However, once we've returned, we often run the risk of becoming the "older brother." We find ourselves called to be merciful like the Father, but often feel that it is easier to ask for mercy than to show it.

In point of fact, Jesus' most powerful parable about the Merciful Father is directed to the Pharisees and Scribes of his day--the consummate "older brother" crowd.  These seemingly committed "insiders" provide the immediate context for the parable by complaining about both the content and the methods of Jesus' teaching: “This man welcomes sinners and eats with them” (Lk 15:2).

In response, Jesus essentially throws a medley of mercy at them, culminating in the parable most commonly known as the Prodigal Son.  Yet what if those of us who hear the story today are supposed to consider the Merciful Father not just from the perspective of the lost son, but also from the perspective of the haunting "older brother"?


The best of the Pharisees and Scribes must have heard the start of the parable about the lost son with a dawning sense of familiarity:  Yes, good Teacher, you are reminding me of my own wayward days as a youth. I recall how demanding I was of my father, how I rejoiced in and abused my freedom, how the life of dissipation seemed to come so naturally. 

Such Pharisees and Scribes might have even remembered their own bottom out moments—starving to death while tending the unclean swine!  They may have fondly recalled their process of conversion, their commitment to apologize, and their journey home.

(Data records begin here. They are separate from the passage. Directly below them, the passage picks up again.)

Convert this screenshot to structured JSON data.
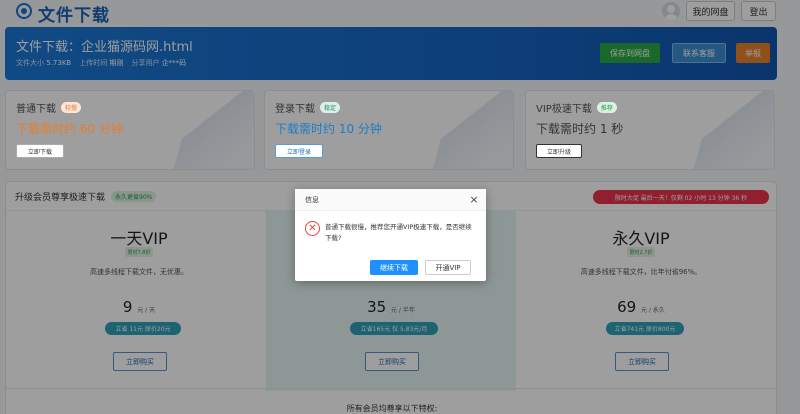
{
  "header": {
    "site_title": "文件下载",
    "my_disk": "我的网盘",
    "logout": "登出"
  },
  "banner": {
    "title": "文件下载：企业猫源码网.html",
    "size_label": "文件大小",
    "size_value": "5.73KB",
    "time_label": "上传时间",
    "time_value": "期刚",
    "share_label": "分享用户",
    "share_value": "企***码",
    "save_btn": "保存到网盘",
    "service_btn": "联系客服",
    "report_btn": "举报"
  },
  "options": [
    {
      "title": "普通下载",
      "tag": "较慢",
      "time": "下载需时约 60 分钟",
      "button": "立即下载"
    },
    {
      "title": "登录下载",
      "tag": "稳定",
      "time": "下载需时约 10 分钟",
      "button": "立即登录"
    },
    {
      "title": "VIP极速下载",
      "tag": "推荐",
      "time": "下载需时约 1 秒",
      "button": "立即升级"
    }
  ],
  "upgrade": {
    "title": "升级会员尊享极速下载",
    "tag": "永久更省90%",
    "promo": "限时大促 最后一天！仅剩 02 小时 13 分钟 36 秒",
    "privilege_text": "所有会员均尊享以下特权:",
    "plans": [
      {
        "name": "一天VIP",
        "tag": "限时7.8折",
        "desc": "高速多线程下载文件，无优惠。",
        "price": "9",
        "unit": "元 / 天",
        "save": "立省 11元 原价20元",
        "buy": "立即购买"
      },
      {
        "name": "",
        "tag": "",
        "desc": "",
        "price": "35",
        "unit": "元 / 半年",
        "save": "立省165元 仅 5.83元/月",
        "buy": "立即购买"
      },
      {
        "name": "永久VIP",
        "tag": "限时2.7折",
        "desc": "高速多线程下载文件，比年付省96%。",
        "price": "69",
        "unit": "元 / 永久",
        "save": "立省741元 原价800元",
        "buy": "立即购买"
      }
    ]
  },
  "modal": {
    "title": "信息",
    "close": "×",
    "icon": "error-icon",
    "message": "普通下载很慢，推荐您开通VIP极速下载，是否继续下载?",
    "continue_btn": "继续下载",
    "vip_btn": "开通VIP"
  }
}
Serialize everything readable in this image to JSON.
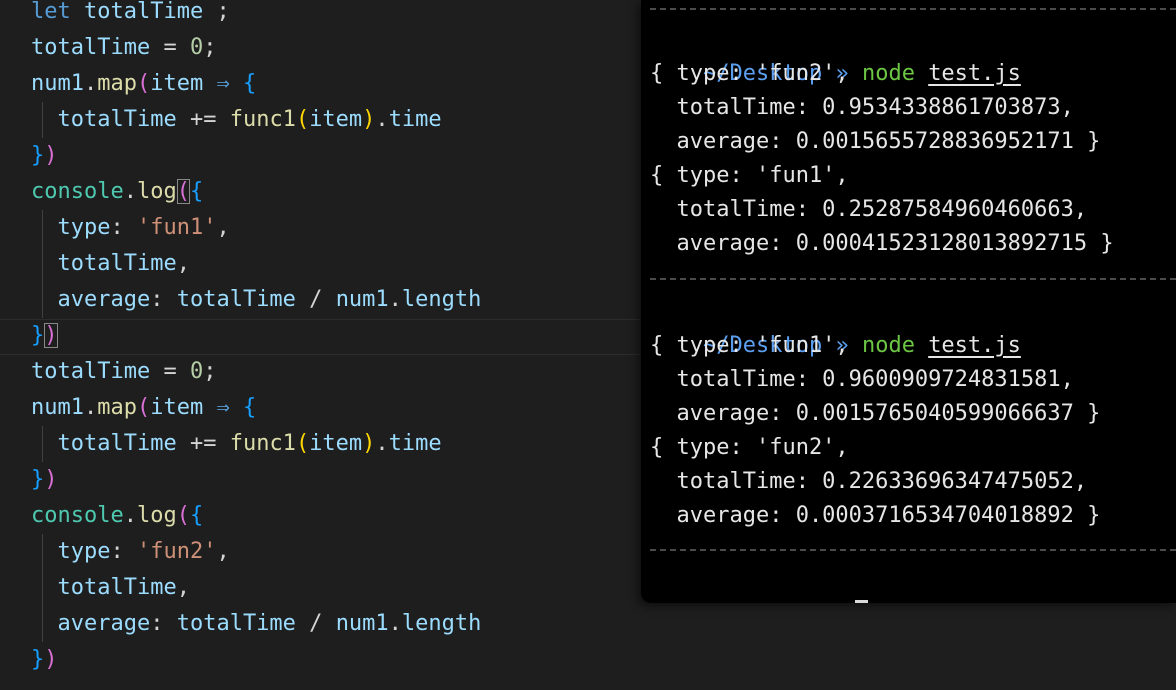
{
  "editor": {
    "lines": [
      {
        "tokens": [
          [
            "kw",
            "let"
          ],
          [
            "op",
            " "
          ],
          [
            "var",
            "totalTime"
          ],
          [
            "op",
            " ;"
          ]
        ]
      },
      {
        "tokens": [
          [
            "var",
            "totalTime"
          ],
          [
            "op",
            " = "
          ],
          [
            "num",
            "0"
          ],
          [
            "op",
            ";"
          ]
        ]
      },
      {
        "tokens": [
          [
            "var",
            "num1"
          ],
          [
            "op",
            "."
          ],
          [
            "fn",
            "map"
          ],
          [
            "br2",
            "("
          ],
          [
            "var",
            "item"
          ],
          [
            "op",
            " "
          ],
          [
            "kw",
            "⇒"
          ],
          [
            "op",
            " "
          ],
          [
            "br3",
            "{"
          ]
        ]
      },
      {
        "tokens": [
          [
            "op",
            "  "
          ],
          [
            "var",
            "totalTime"
          ],
          [
            "op",
            " += "
          ],
          [
            "fn",
            "func1"
          ],
          [
            "br1",
            "("
          ],
          [
            "var",
            "item"
          ],
          [
            "br1",
            ")"
          ],
          [
            "op",
            "."
          ],
          [
            "var",
            "time"
          ]
        ]
      },
      {
        "tokens": [
          [
            "br3",
            "}"
          ],
          [
            "br2",
            ")"
          ]
        ]
      },
      {
        "tokens": [
          [
            "obj",
            "console"
          ],
          [
            "op",
            "."
          ],
          [
            "fn",
            "log"
          ],
          [
            "br2 match",
            "("
          ],
          [
            "br3",
            "{"
          ]
        ]
      },
      {
        "tokens": [
          [
            "op",
            "  "
          ],
          [
            "var",
            "type"
          ],
          [
            "op",
            ": "
          ],
          [
            "str",
            "'fun1'"
          ],
          [
            "op",
            ","
          ]
        ]
      },
      {
        "tokens": [
          [
            "op",
            "  "
          ],
          [
            "var",
            "totalTime"
          ],
          [
            "op",
            ","
          ]
        ]
      },
      {
        "tokens": [
          [
            "op",
            "  "
          ],
          [
            "var",
            "average"
          ],
          [
            "op",
            ": "
          ],
          [
            "var",
            "totalTime"
          ],
          [
            "op",
            " / "
          ],
          [
            "var",
            "num1"
          ],
          [
            "op",
            "."
          ],
          [
            "var",
            "length"
          ]
        ]
      },
      {
        "tokens": [
          [
            "br3",
            "}"
          ],
          [
            "br2 match",
            ")"
          ]
        ]
      },
      {
        "tokens": [
          [
            "var",
            "totalTime"
          ],
          [
            "op",
            " = "
          ],
          [
            "num",
            "0"
          ],
          [
            "op",
            ";"
          ]
        ]
      },
      {
        "tokens": [
          [
            "var",
            "num1"
          ],
          [
            "op",
            "."
          ],
          [
            "fn",
            "map"
          ],
          [
            "br2",
            "("
          ],
          [
            "var",
            "item"
          ],
          [
            "op",
            " "
          ],
          [
            "kw",
            "⇒"
          ],
          [
            "op",
            " "
          ],
          [
            "br3",
            "{"
          ]
        ]
      },
      {
        "tokens": [
          [
            "op",
            "  "
          ],
          [
            "var",
            "totalTime"
          ],
          [
            "op",
            " += "
          ],
          [
            "fn",
            "func1"
          ],
          [
            "br1",
            "("
          ],
          [
            "var",
            "item"
          ],
          [
            "br1",
            ")"
          ],
          [
            "op",
            "."
          ],
          [
            "var",
            "time"
          ]
        ]
      },
      {
        "tokens": [
          [
            "br3",
            "}"
          ],
          [
            "br2",
            ")"
          ]
        ]
      },
      {
        "tokens": [
          [
            "obj",
            "console"
          ],
          [
            "op",
            "."
          ],
          [
            "fn",
            "log"
          ],
          [
            "br2",
            "("
          ],
          [
            "br3",
            "{"
          ]
        ]
      },
      {
        "tokens": [
          [
            "op",
            "  "
          ],
          [
            "var",
            "type"
          ],
          [
            "op",
            ": "
          ],
          [
            "str",
            "'fun2'"
          ],
          [
            "op",
            ","
          ]
        ]
      },
      {
        "tokens": [
          [
            "op",
            "  "
          ],
          [
            "var",
            "totalTime"
          ],
          [
            "op",
            ","
          ]
        ]
      },
      {
        "tokens": [
          [
            "op",
            "  "
          ],
          [
            "var",
            "average"
          ],
          [
            "op",
            ": "
          ],
          [
            "var",
            "totalTime"
          ],
          [
            "op",
            " / "
          ],
          [
            "var",
            "num1"
          ],
          [
            "op",
            "."
          ],
          [
            "var",
            "length"
          ]
        ]
      },
      {
        "tokens": [
          [
            "br3",
            "}"
          ],
          [
            "br2",
            ")"
          ]
        ]
      }
    ]
  },
  "terminal": {
    "prompt_path": "~/Desktop",
    "prompt_arrow": "»",
    "runs": [
      {
        "command": "node",
        "file": "test.js",
        "output": [
          "{ type: 'fun2',",
          "  totalTime: 0.9534338861703873,",
          "  average: 0.0015655728836952171 }",
          "{ type: 'fun1',",
          "  totalTime: 0.25287584960460663,",
          "  average: 0.00041523128013892715 }"
        ]
      },
      {
        "command": "node",
        "file": "test.js",
        "output": [
          "{ type: 'fun1',",
          "  totalTime: 0.9600909724831581,",
          "  average: 0.0015765040599066637 }",
          "{ type: 'fun2',",
          "  totalTime: 0.22633696347475052,",
          "  average: 0.0003716534704018892 }"
        ]
      }
    ],
    "colors": {
      "path": "#5c9ff0",
      "command": "#6cc644",
      "output": "#e6e6e6",
      "background": "#000000"
    }
  }
}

Jesus’ relentless feasting with sinners could have open their eyes to the fact that their turn from the path of sin was never primarily about their change of heart.  It was about the merciful heart of the Father--the prevenient grace of the Lord--drawing them ineluctably home.  It was the presupposed conviction that mercy awaited them, even if it ended up exceeding all their expectations.

Thursday, March 3, 2016

Special Update: 24 Hours of Reconciliation

GOT MERCY?  Catholic dioceses around the world will mark Friday, March 4th and Saturday, March 5th, as part of Pope Francis' "24 Hours for the Lord" initiative--making the Sacrament of Reconciliation as widely available as possible.

GET MERCY!  Below is the list of Confession times at regional churches in the Diocese of Joliet; for other dioceses around the country, just google "Diocese of X, Reconciliation on March 4th."